In FIG. 12, an alternate embodiment of the present invention is shown, in which the disc 100 of FIG. 8 is embedded within the thickness of the bottom wall 130 of the housing base 132, and the X-ray would appear very similar to that shown in FIG. 11 but the indicia would not be visible from below the housing base or the port assembly.

A second embodiment of X-ray discernable indicia is shown in FIG. 13, and is utilized in the port assemblies of FIGS. 14 to 18. In FIG. 13, the indicia comprise a set of discrete indicia elements of radiopaque material, such as being stamped from a sheet of titanium. Again, as is preferred, the indicia comprise the alphabetical letters “C” and “T” and are utilized together as a set. In FIGS. 14 and 15, the discrete elements are embedded into the thickness of the bottom wall 204 of housing base 206, so that they would not be visible from below (see FIG. 14) even though the silicone overmolded skirt 208 is transparent.
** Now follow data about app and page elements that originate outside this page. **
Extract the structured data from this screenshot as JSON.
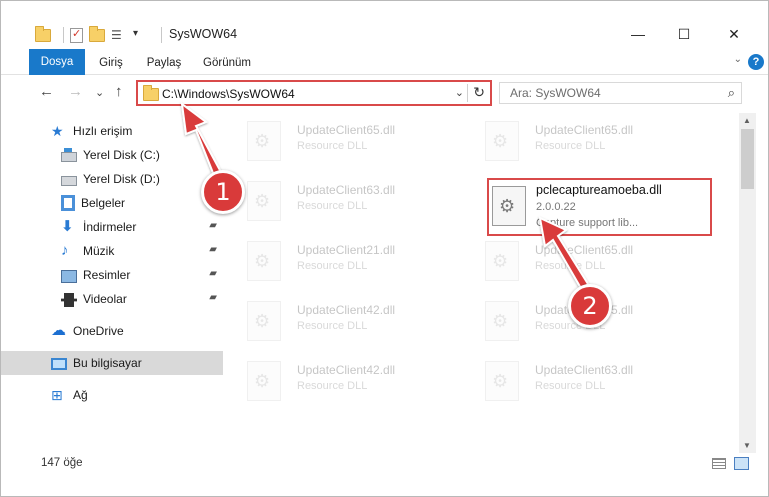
{
  "window": {
    "title": "SysWOW64",
    "minimize": "—",
    "maximize": "☐",
    "close": "✕"
  },
  "ribbon": {
    "tabs": [
      "Dosya",
      "Giriş",
      "Paylaş",
      "Görünüm"
    ],
    "help": "?",
    "collapse": "⌄"
  },
  "nav": {
    "back": "←",
    "forward": "→",
    "recent": "⌄",
    "up": "↑",
    "address": "C:\\Windows\\SysWOW64",
    "dropdown": "⌄",
    "refresh": "↻",
    "search_placeholder": "Ara: SysWOW64",
    "search_icon": "⌕"
  },
  "sidebar": {
    "items": [
      {
        "label": "Hızlı erişim",
        "icon": "star-icon"
      },
      {
        "label": "Yerel Disk (C:)",
        "icon": "drive-c-icon"
      },
      {
        "label": "Yerel Disk (D:)",
        "icon": "drive-d-icon"
      },
      {
        "label": "Belgeler",
        "icon": "documents-icon"
      },
      {
        "label": "İndirmeler",
        "icon": "downloads-icon"
      },
      {
        "label": "Müzik",
        "icon": "music-icon"
      },
      {
        "label": "Resimler",
        "icon": "pictures-icon"
      },
      {
        "label": "Videolar",
        "icon": "videos-icon"
      },
      {
        "label": "OneDrive",
        "icon": "cloud-icon"
      },
      {
        "label": "Bu bilgisayar",
        "icon": "computer-icon"
      },
      {
        "label": "Ağ",
        "icon": "network-icon"
      }
    ],
    "pin_glyph": "📌"
  },
  "files": [
    {
      "name": "UpdateClient65.dll",
      "desc": "Resource DLL"
    },
    {
      "name": "UpdateClient65.dll",
      "desc": "Resource DLL"
    },
    {
      "name": "UpdateClient63.dll",
      "desc": "Resource DLL"
    },
    {
      "name": "UpdateClient21.dll",
      "desc": "Resource DLL"
    },
    {
      "name": "UpdateClient65.dll",
      "desc": "Resource DLL"
    },
    {
      "name": "UpdateClient42.dll",
      "desc": "Resource DLL"
    },
    {
      "name": "UpdateClient65.dll",
      "desc": "Resource DLL"
    },
    {
      "name": "UpdateClient42.dll",
      "desc": "Resource DLL"
    },
    {
      "name": "UpdateClient63.dll",
      "desc": "Resource DLL"
    }
  ],
  "highlighted_file": {
    "name": "pclecaptureamoeba.dll",
    "version": "2.0.0.22",
    "desc": "Capture support lib..."
  },
  "status": {
    "count": "147 öğe"
  },
  "callouts": {
    "one": "1",
    "two": "2"
  },
  "colors": {
    "accent": "#1979ca",
    "highlight": "#d94a4a",
    "badge": "#d93a3a"
  }
}
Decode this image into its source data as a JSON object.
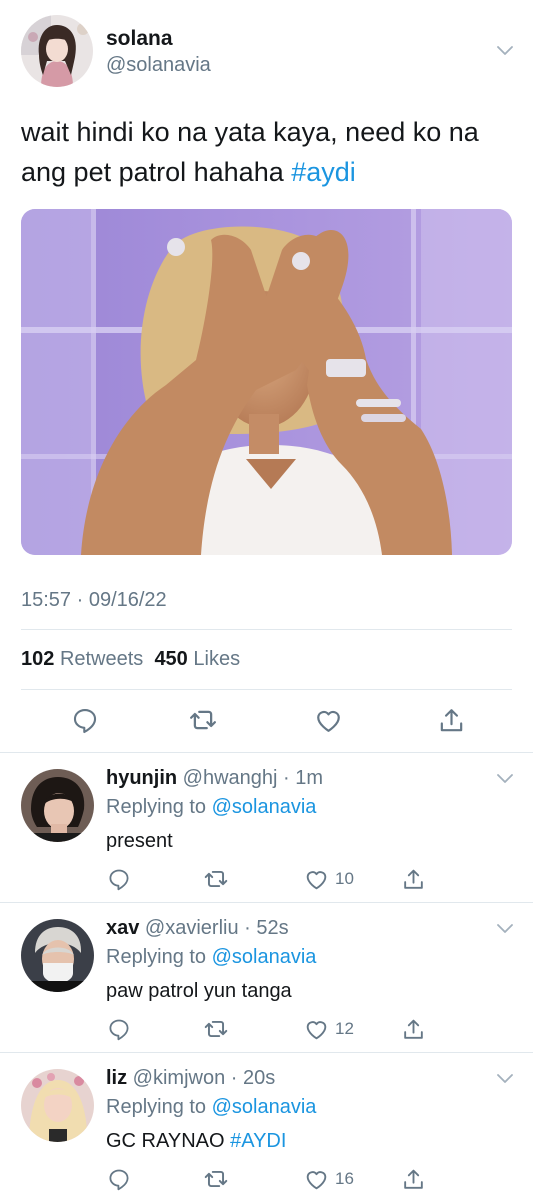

However, the discrete letters 202 would clearly be visible on an X-ray very similarly to the port assembly shown in FIG. 11. Another manner of using discrete letters 202 is depicted in FIGS. 16 to 18, in which the letters 202 are insert molded along the bottom surface 230 of housing base 232 and recessed thereinto, preferably. With this variant, the radiopaque material may be titanium or may be, for example, silicone material having barium sulfate filler. In this case the mirror-image of “CT” would be visible from below as depicted in FIG. 18 after the silicone overmolding of skirt 234 about the exterior of housing base 232.

It will be appreciated by those skilled in the art that changes could be made to the embodiments described above without departing from the broad inventive concept thereof. It is understood, therefore, that this invention is not limited to the particular embodiments disclosed, but it is intended to cover modifications within the spirit and scope of the present invention as defined by the appended claims.

Referenced by
Citing PatentFiling datePublication dateApplicantTitle
US8657795Dec 30, 2009Feb 25, 2014Cook Medical Technologies LlcVascular port
US20110276135 *Oct 16, 2009Nov 10, 2011Allergan, Inc.Prosthetic implant shell
WO2014031763A2 *Aug 21, 2013Feb 27, 2014C. R. Bard, Inc.Implantable access port including a sandwiched radiopaque insert
Classifications
U.S. Classification604/288.02
International ClassificationA61M31/00
Cooperative ClassificationA61M2205/32, A61M2039/0045, A61M39/0208, A61M2039/0238
European ClassificationA61M39/02B
Legal Events
DateCodeEventDescription
Mar 9, 2012ASAssignment
Effective date: 20120308
Owner name: MEDICAL COMPONENTS, INC., PENNSYLVANIA
Free format text: ASSIGNMENT OF ASSIGNORS INTEREST;ASSIGNOR:INNOVATIVE MEDICAL DEVICES LLC;REEL/FRAME:027834/0696
Jan 27, 2012ASAssignment
Effective date: 20111202
Owner name: INNOVATIVE MEDICAL DEVICES, LLC, CONNECTICUT
Free format text: ASSIGNMENT OF ASSIGNORS INTEREST;ASSIGNOR:ZINN, KENNETH M.;REEL/FRAME:027609/0669
Dec 1, 2009ASAssignment
Owner name: MEDICAL COMPONENTS, INC., PENNSYLVANIA
Free format text: ASSIGNMENT OF ASSIGNORS INTEREST;ASSIGNORS:BIZUP, RAYMOND;SANFORD, KEVIN;LINDEN, CHRISTOPHER;REEL/FRAME:023585/0859
Effective date: 20071023